Dr. Bui Trung Dung, deputy director of the State Agency for Assessing Quality of Construction Works and the leader of the Ministry of Construction’s inspection team at Song Tranh 2, said on March 21, that the dam does not have a water pipe connecting the left basement to the right basement to the downstream. Consequently, stagnant water easily runs through elastic slits and absorbs through the dam.

Mr. Dung also said that there were errors in design inspection and consulting-supervision. Moreover, the work is during the two-year period of warranty but the contractor did not work closely with the investor to fix errors.

The total investment capital in this project is VND5.194 trillion (around $350 million). The construction started in March 2006. The Song Tranh 2 reservoir is over 730 million cubic meters in capacity.

In HCM City, the South East Asia's largest underwater tunnel, Thu Thiem, was in early August reported to be plagued by cracks after just nine months of operations.

Thu Thiem tunnel is the first of its kind in Vietnam, consisting of four 1.5km long sections with a six-lane road.

In 2008, the four pre-built sections of the tunnel developed a series of 2-3 meters long cracks on the ceiling and walls. But these were fixed and passed inspection prior to the next stage in 2009.
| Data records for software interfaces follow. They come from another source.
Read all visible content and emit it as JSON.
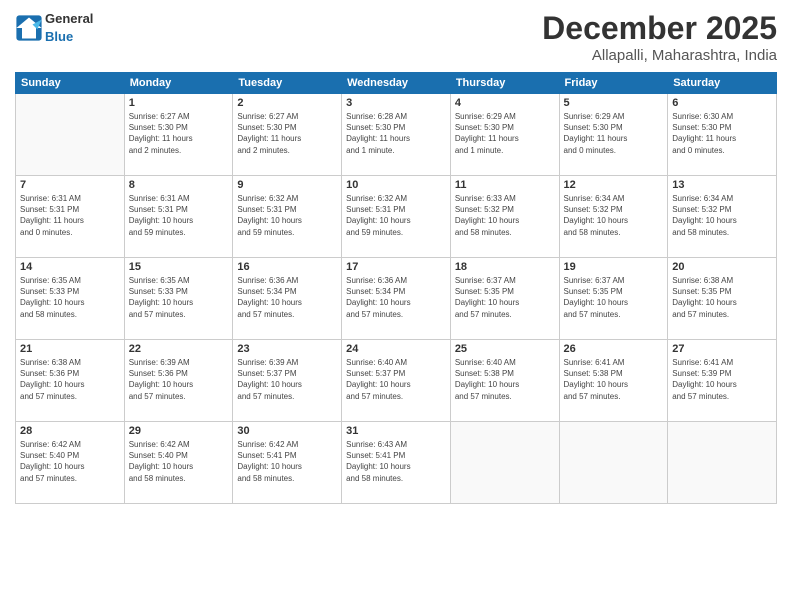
{
  "logo": {
    "text_general": "General",
    "text_blue": "Blue"
  },
  "title": "December 2025",
  "subtitle": "Allapalli, Maharashtra, India",
  "header": {
    "days": [
      "Sunday",
      "Monday",
      "Tuesday",
      "Wednesday",
      "Thursday",
      "Friday",
      "Saturday"
    ]
  },
  "weeks": [
    [
      {
        "day": "",
        "info": ""
      },
      {
        "day": "1",
        "info": "Sunrise: 6:27 AM\nSunset: 5:30 PM\nDaylight: 11 hours\nand 2 minutes."
      },
      {
        "day": "2",
        "info": "Sunrise: 6:27 AM\nSunset: 5:30 PM\nDaylight: 11 hours\nand 2 minutes."
      },
      {
        "day": "3",
        "info": "Sunrise: 6:28 AM\nSunset: 5:30 PM\nDaylight: 11 hours\nand 1 minute."
      },
      {
        "day": "4",
        "info": "Sunrise: 6:29 AM\nSunset: 5:30 PM\nDaylight: 11 hours\nand 1 minute."
      },
      {
        "day": "5",
        "info": "Sunrise: 6:29 AM\nSunset: 5:30 PM\nDaylight: 11 hours\nand 0 minutes."
      },
      {
        "day": "6",
        "info": "Sunrise: 6:30 AM\nSunset: 5:30 PM\nDaylight: 11 hours\nand 0 minutes."
      }
    ],
    [
      {
        "day": "7",
        "info": "Sunrise: 6:31 AM\nSunset: 5:31 PM\nDaylight: 11 hours\nand 0 minutes."
      },
      {
        "day": "8",
        "info": "Sunrise: 6:31 AM\nSunset: 5:31 PM\nDaylight: 10 hours\nand 59 minutes."
      },
      {
        "day": "9",
        "info": "Sunrise: 6:32 AM\nSunset: 5:31 PM\nDaylight: 10 hours\nand 59 minutes."
      },
      {
        "day": "10",
        "info": "Sunrise: 6:32 AM\nSunset: 5:31 PM\nDaylight: 10 hours\nand 59 minutes."
      },
      {
        "day": "11",
        "info": "Sunrise: 6:33 AM\nSunset: 5:32 PM\nDaylight: 10 hours\nand 58 minutes."
      },
      {
        "day": "12",
        "info": "Sunrise: 6:34 AM\nSunset: 5:32 PM\nDaylight: 10 hours\nand 58 minutes."
      },
      {
        "day": "13",
        "info": "Sunrise: 6:34 AM\nSunset: 5:32 PM\nDaylight: 10 hours\nand 58 minutes."
      }
    ],
    [
      {
        "day": "14",
        "info": "Sunrise: 6:35 AM\nSunset: 5:33 PM\nDaylight: 10 hours\nand 58 minutes."
      },
      {
        "day": "15",
        "info": "Sunrise: 6:35 AM\nSunset: 5:33 PM\nDaylight: 10 hours\nand 57 minutes."
      },
      {
        "day": "16",
        "info": "Sunrise: 6:36 AM\nSunset: 5:34 PM\nDaylight: 10 hours\nand 57 minutes."
      },
      {
        "day": "17",
        "info": "Sunrise: 6:36 AM\nSunset: 5:34 PM\nDaylight: 10 hours\nand 57 minutes."
      },
      {
        "day": "18",
        "info": "Sunrise: 6:37 AM\nSunset: 5:35 PM\nDaylight: 10 hours\nand 57 minutes."
      },
      {
        "day": "19",
        "info": "Sunrise: 6:37 AM\nSunset: 5:35 PM\nDaylight: 10 hours\nand 57 minutes."
      },
      {
        "day": "20",
        "info": "Sunrise: 6:38 AM\nSunset: 5:35 PM\nDaylight: 10 hours\nand 57 minutes."
      }
    ],
    [
      {
        "day": "21",
        "info": "Sunrise: 6:38 AM\nSunset: 5:36 PM\nDaylight: 10 hours\nand 57 minutes."
      },
      {
        "day": "22",
        "info": "Sunrise: 6:39 AM\nSunset: 5:36 PM\nDaylight: 10 hours\nand 57 minutes."
      },
      {
        "day": "23",
        "info": "Sunrise: 6:39 AM\nSunset: 5:37 PM\nDaylight: 10 hours\nand 57 minutes."
      },
      {
        "day": "24",
        "info": "Sunrise: 6:40 AM\nSunset: 5:37 PM\nDaylight: 10 hours\nand 57 minutes."
      },
      {
        "day": "25",
        "info": "Sunrise: 6:40 AM\nSunset: 5:38 PM\nDaylight: 10 hours\nand 57 minutes."
      },
      {
        "day": "26",
        "info": "Sunrise: 6:41 AM\nSunset: 5:38 PM\nDaylight: 10 hours\nand 57 minutes."
      },
      {
        "day": "27",
        "info": "Sunrise: 6:41 AM\nSunset: 5:39 PM\nDaylight: 10 hours\nand 57 minutes."
      }
    ],
    [
      {
        "day": "28",
        "info": "Sunrise: 6:42 AM\nSunset: 5:40 PM\nDaylight: 10 hours\nand 57 minutes."
      },
      {
        "day": "29",
        "info": "Sunrise: 6:42 AM\nSunset: 5:40 PM\nDaylight: 10 hours\nand 58 minutes."
      },
      {
        "day": "30",
        "info": "Sunrise: 6:42 AM\nSunset: 5:41 PM\nDaylight: 10 hours\nand 58 minutes."
      },
      {
        "day": "31",
        "info": "Sunrise: 6:43 AM\nSunset: 5:41 PM\nDaylight: 10 hours\nand 58 minutes."
      },
      {
        "day": "",
        "info": ""
      },
      {
        "day": "",
        "info": ""
      },
      {
        "day": "",
        "info": ""
      }
    ]
  ]
}
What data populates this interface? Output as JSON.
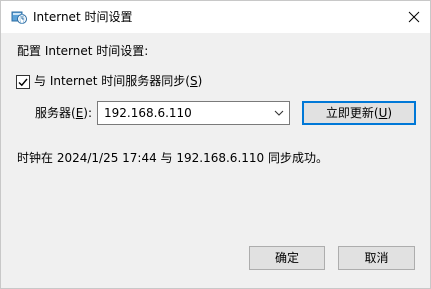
{
  "window": {
    "title": "Internet 时间设置",
    "close_glyph": "✕"
  },
  "config": {
    "heading": "配置 Internet 时间设置:"
  },
  "sync_checkbox": {
    "checked": true,
    "label_prefix": "与 Internet 时间服务器同步(",
    "accel": "S",
    "label_suffix": ")"
  },
  "server": {
    "label_prefix": "服务器(",
    "accel": "E",
    "label_suffix": "):",
    "value": "192.168.6.110"
  },
  "update_button": {
    "label_prefix": "立即更新(",
    "accel": "U",
    "label_suffix": ")"
  },
  "status": {
    "message": "时钟在 2024/1/25 17:44 与 192.168.6.110 同步成功。"
  },
  "footer": {
    "ok_label": "确定",
    "cancel_label": "取消"
  },
  "colors": {
    "accent": "#0078d7",
    "dialog_bg": "#f0f0f0"
  },
  "icons": {
    "title": "internet-time-globe-icon",
    "close": "close-icon",
    "checkbox": "checkmark-icon",
    "dropdown": "chevron-down-icon"
  }
}
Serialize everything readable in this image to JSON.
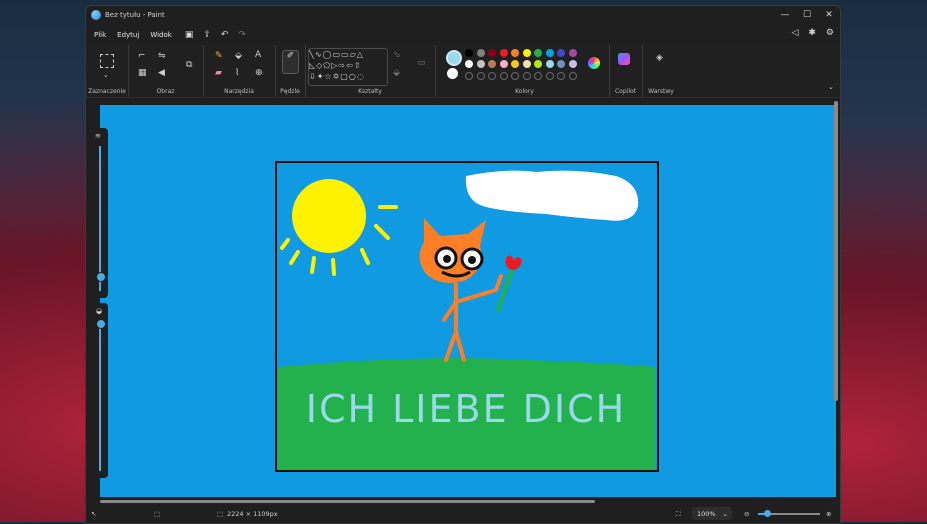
{
  "window": {
    "title": "Bez tytułu - Paint",
    "min_icon": "minimize-icon",
    "max_icon": "maximize-icon",
    "close_icon": "close-icon"
  },
  "menu": {
    "items": [
      "Plik",
      "Edytuj",
      "Widok"
    ]
  },
  "ribbon": {
    "groups": [
      {
        "label": "Zaznaczenie"
      },
      {
        "label": "Obraz"
      },
      {
        "label": "Narzędzia"
      },
      {
        "label": "Pędzle"
      },
      {
        "label": "Kształty"
      },
      {
        "label": "Kolory"
      },
      {
        "label": "Copilot"
      },
      {
        "label": "Warstwy"
      }
    ],
    "colors_row1": [
      "#000000",
      "#7f7f7f",
      "#880015",
      "#ed1c24",
      "#ff7f27",
      "#fff200",
      "#22b14c",
      "#00a2e8",
      "#3f48cc",
      "#a349a4"
    ],
    "colors_row2": [
      "#ffffff",
      "#c3c3c3",
      "#b97a57",
      "#ffaec9",
      "#ffc90e",
      "#efe4b0",
      "#b5e61d",
      "#99d9ea",
      "#7092be",
      "#c8bfe7"
    ],
    "active_color": "#99d9ea",
    "secondary_color": "#ffffff"
  },
  "drawing": {
    "caption": "ICH LIEBE DICH",
    "sky": "#0f9ae2",
    "grass": "#22b14c",
    "sun": "#fff200",
    "cat": "#ff7f27",
    "text_color": "#99d9ea"
  },
  "status": {
    "canvas_size": "2224 × 1109px",
    "zoom": "100%"
  }
}
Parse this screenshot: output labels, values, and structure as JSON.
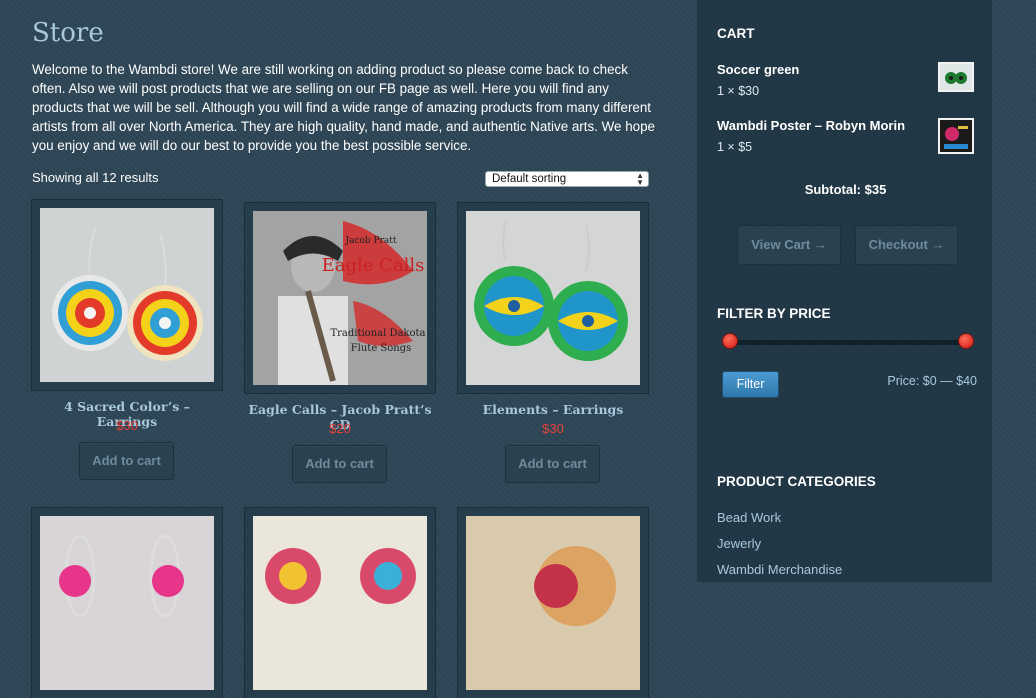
{
  "page": {
    "title": "Store",
    "intro": "Welcome to the Wambdi store! We are still working on adding product so please come back to check often. Also we will post products that we are selling on our FB page as well. Here you will find any products that we will be sell. Although you will find a wide range of amazing products from many different artists from all over North America. They are high quality, hand made, and authentic Native arts. We hope you enjoy and we will do our best to provide you the best possible service."
  },
  "listing": {
    "results": "Showing all 12 results",
    "sort_selected": "Default sorting"
  },
  "products": [
    {
      "title": "4 Sacred Color’s – Earrings",
      "price": "$30",
      "button": "Add to cart"
    },
    {
      "title": "Eagle Calls – Jacob Pratt’s CD",
      "price": "$20",
      "button": "Add to cart",
      "cover_text": "Jacob Pratt / Eagle Calls / Traditional Dakota Flute Songs"
    },
    {
      "title": "Elements – Earrings",
      "price": "$30",
      "button": "Add to cart"
    }
  ],
  "cart": {
    "title": "CART",
    "items": [
      {
        "name": "Soccer green",
        "qty": "1 × $30"
      },
      {
        "name": "Wambdi Poster – Robyn Morin",
        "qty": "1 × $5"
      }
    ],
    "subtotal": "Subtotal: $35",
    "view_cart": "View Cart →",
    "checkout": "Checkout →"
  },
  "filter": {
    "title": "FILTER BY PRICE",
    "button": "Filter",
    "range": "Price: $0 — $40",
    "min_fraction": 0,
    "max_fraction": 1
  },
  "categories": {
    "title": "PRODUCT CATEGORIES",
    "items": [
      "Bead Work",
      "Jewerly",
      "Wambdi Merchandise"
    ]
  },
  "colors": {
    "accent": "#a9c8dd",
    "price": "#e8423b",
    "background": "#2d4555"
  }
}
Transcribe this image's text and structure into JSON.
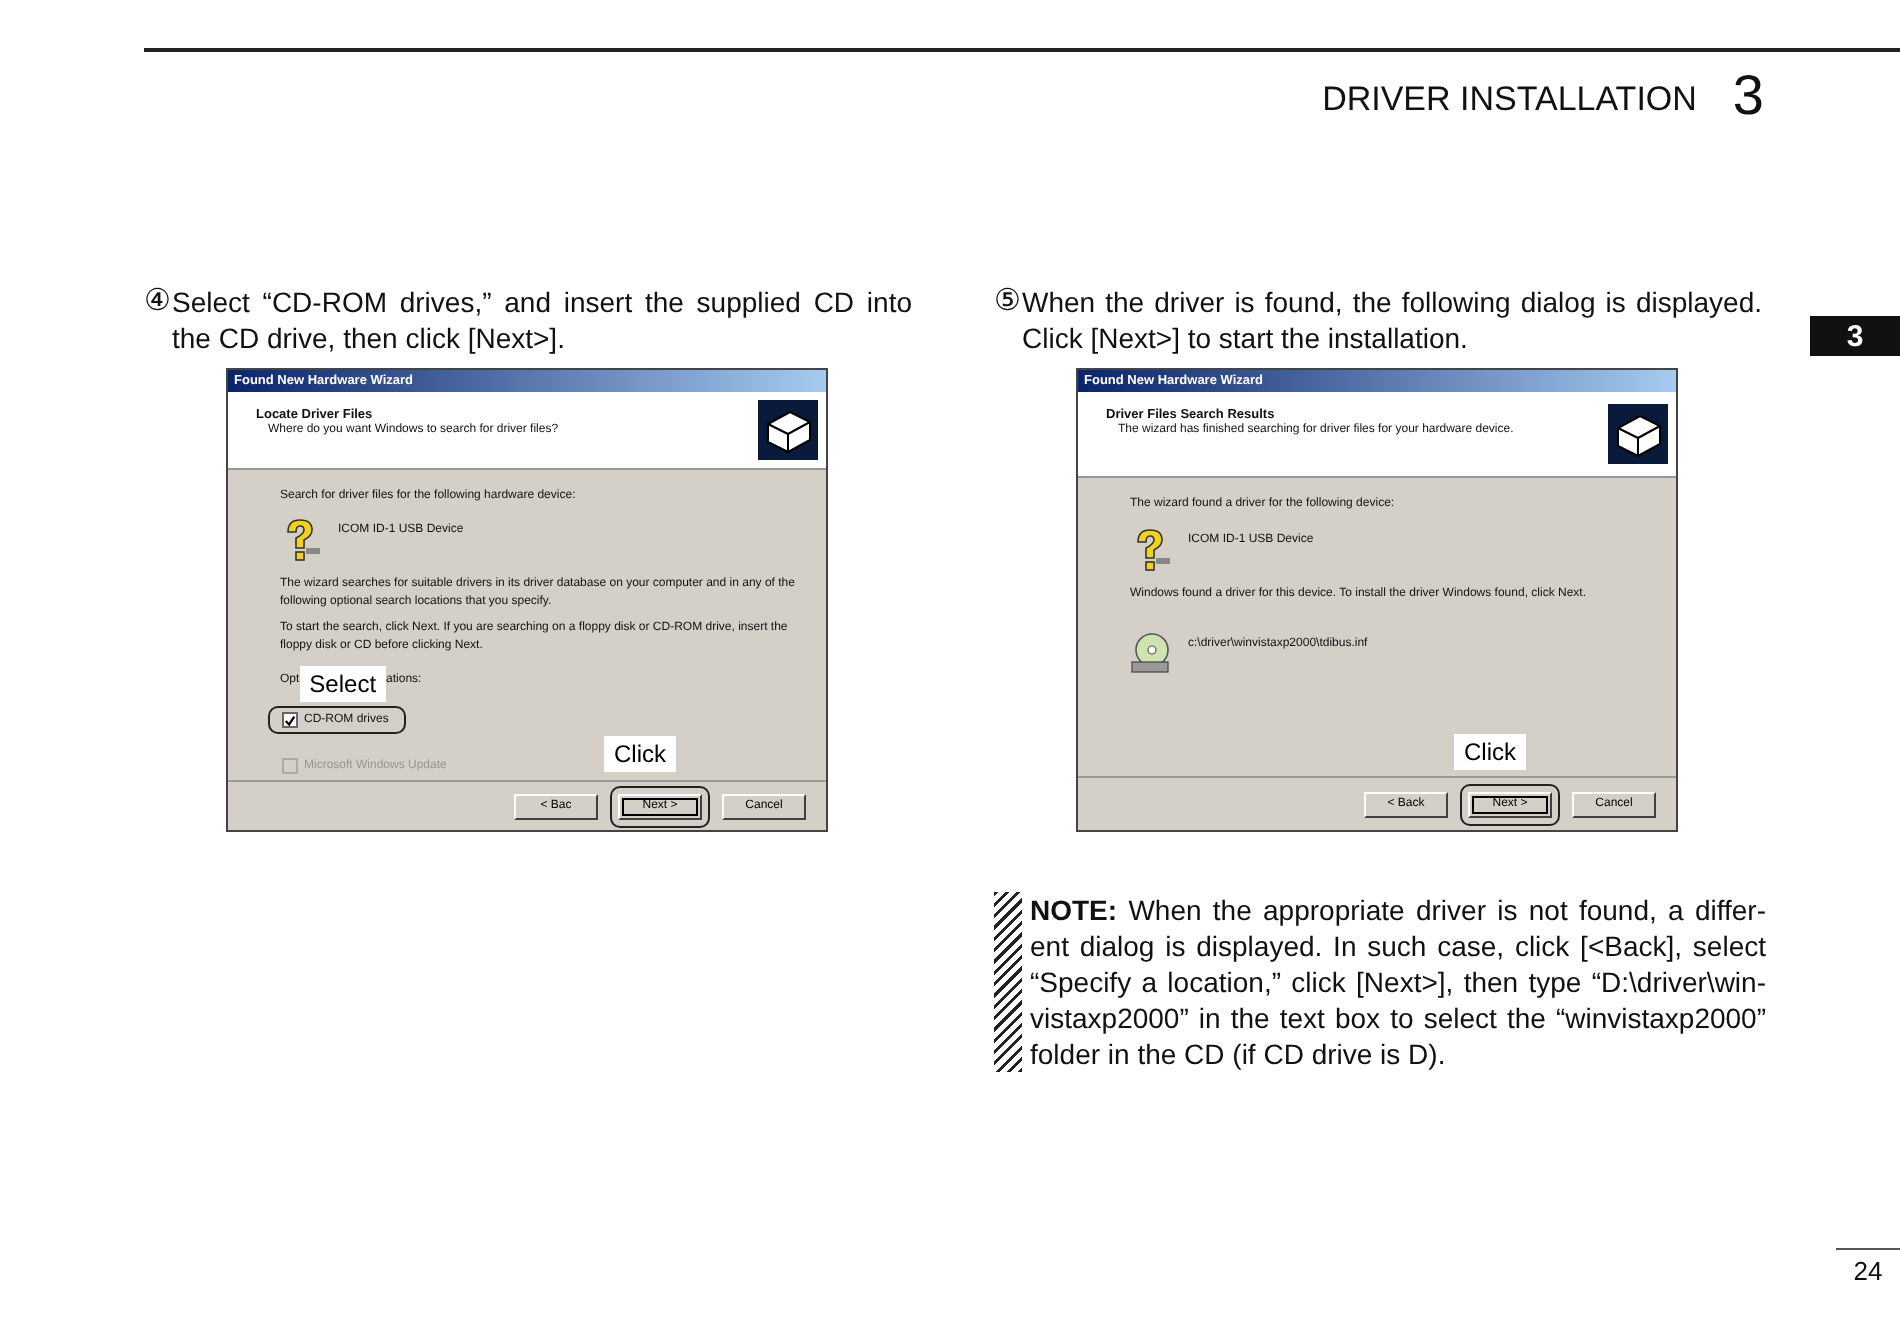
{
  "header": {
    "title": "DRIVER INSTALLATION",
    "chapter": "3"
  },
  "side_tab": "3",
  "steps": [
    {
      "number": "④",
      "text": "Select “CD-ROM drives,” and insert the supplied CD into the CD drive, then click [Next>].",
      "dialog": {
        "title": "Found New Hardware Wizard",
        "heading": "Locate Driver Files",
        "subheading": "Where do you want Windows to search for driver files?",
        "body": [
          {
            "kind": "text",
            "text": "Search for driver files for the following hardware device:"
          },
          {
            "kind": "device",
            "text": "ICOM ID-1 USB Device"
          },
          {
            "kind": "text",
            "text": "The wizard searches for suitable drivers in its driver database on your computer and in any of the following optional search locations that you specify."
          },
          {
            "kind": "text",
            "text": "To start the search, click Next. If you are searching on a floppy disk or CD-ROM drive, insert the floppy disk or CD before clicking Next."
          },
          {
            "kind": "options_label",
            "before": "Opt",
            "callout": "Select",
            "after": "ations:"
          },
          {
            "kind": "checkbox",
            "label": "CD-ROM drives",
            "checked": true,
            "disabled": false,
            "highlighted": true
          },
          {
            "kind": "checkbox",
            "label": "Microsoft Windows Update",
            "checked": false,
            "disabled": true,
            "highlighted": false
          }
        ],
        "buttons": [
          {
            "label": "< Bac",
            "highlighted": false
          },
          {
            "label": "Next >",
            "highlighted": true,
            "callout": "Click"
          },
          {
            "label": "Cancel",
            "highlighted": false
          }
        ]
      }
    },
    {
      "number": "⑤",
      "text": "When the driver is found, the following dialog is displayed. Click [Next>] to start the installation.",
      "dialog": {
        "title": "Found New Hardware Wizard",
        "heading": "Driver Files Search Results",
        "subheading": "The wizard has finished searching for driver files for your hardware device.",
        "body": [
          {
            "kind": "text",
            "text": "The wizard found a driver for the following device:"
          },
          {
            "kind": "device",
            "text": "ICOM ID-1 USB Device"
          },
          {
            "kind": "text",
            "text": "Windows found a driver for this device. To install the driver Windows found, click Next."
          },
          {
            "kind": "file",
            "text": "c:\\driver\\winvistaxp2000\\tdibus.inf"
          }
        ],
        "buttons": [
          {
            "label": "< Back",
            "highlighted": false
          },
          {
            "label": "Next >",
            "highlighted": true,
            "callout": "Click"
          },
          {
            "label": "Cancel",
            "highlighted": false
          }
        ]
      }
    }
  ],
  "note": "**NOTE:** When the appropriate driver is not found, a differ-ent dialog is displayed. In such case, click [<Back], select “Specify a location,” click [Next>], then type “D:\\driver\\win-vistaxp2000” in the text box to select the “winvistaxp2000” folder in the CD (if CD drive is D).",
  "page_number": "24"
}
When the tunnel was first put under water in 2010, the cracks appeared again at over 109 locations. The independent consultant, Oriental Consultants Company, said it was still within acceptable tolerance levels.

Thu Thiem Tunnel was approved for operation in November 2011. However just after nine months of operation, cracks were detected during routine maintenance by the HCM City Department of Transport.

Experts said that the tunnel was not cast properly or the tunnel casting technology is inappropriate to Vietnam’s condition.

Despite being in operation for only 2-3 years, many bridges in HCM City which cost hundred million USD have fallen into a state of disrepair, with cracks and erosion, according to Dan Tri.

Construction on the Thu Thiem Bridge, across Saigon River linking District 2 and Binh Thanh District, started in August 2005, and cost nearly VND1.5 trillion (US$71.4 million). The main part of the bridge was put into use since 2008 and the other parts were completed in late 2010.

However, since 2010, the bridge section in District 2 has showed serious signs of erosion. The contractors have been struggling to deal with the problem.

In September 2011, erosion spread and the bridge started showing cracks in a number of sections. Despite numerous repairs the deterioration has continued, with erosion reaching 10 meters at some points and concrete bars showing additional cracks.

On June 28, 2012, contractors made another attempt to fix the erosion problem but the cracks on the concrete bars have not yet been dealt with.

Phu My Bridge is in a similar state. Open to traffic since September 2009, and costing VND1.8 trillion (US$85.7 million), it is considered a symbol of HCM City. Nevertheless, just a short time after becoming operational the bridge had potholes in the section running through District 2.

Other problems have also been found at many overpasses along Vo Van Kiet Highway, which has only been open for one year.

Experts said that the areas where bridges are located have weak foundations. Lax geological surveying has led to the use of improper foundation consolidation techniques, which can be blamed for the cracks and subsidence. Such problems should be taken into account early in the design process.